Yoli Fuller is a charismatic Henri, and the other minor roles are all played with great conviction. The other star of the show is a wonderfully funny and strangely moving performance by Amanda Boxer as Karen; resolute in her determination not to be put out to pasture either domestically by her daughters or professionally by younger scientists. She’s great at dishing out the haranguing, domineering, battleaxe material, and then retreats into that wheedling, self-obsessed, hard-done-by attitude only too familiar to those with, shall we say, tenacious mothers. Superb.

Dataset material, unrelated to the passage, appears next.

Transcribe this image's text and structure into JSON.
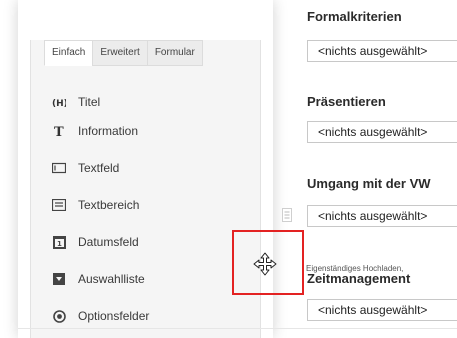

The fact that the 2 hours 40 minutes fly by without your checking your watch is a testament to what an enjoyable production it is. A funny and thought-provoking play, causing human emotions and the clinical world of science to collide like particles in a lab. Beautifully performed and highly recommended, despite the somewhat incredible plot resolution!
P. S. I’m not going to leave it another 38 years before I come back to the Dorfman. Mrs Chrisparkle and I had a pre-theatre lunch at The Green Room directly next door to the National; plenty of gluten-free choices and I can thoroughly recommend it.
Production photos by Brinkhoff/Mogenburg and Alistair Muir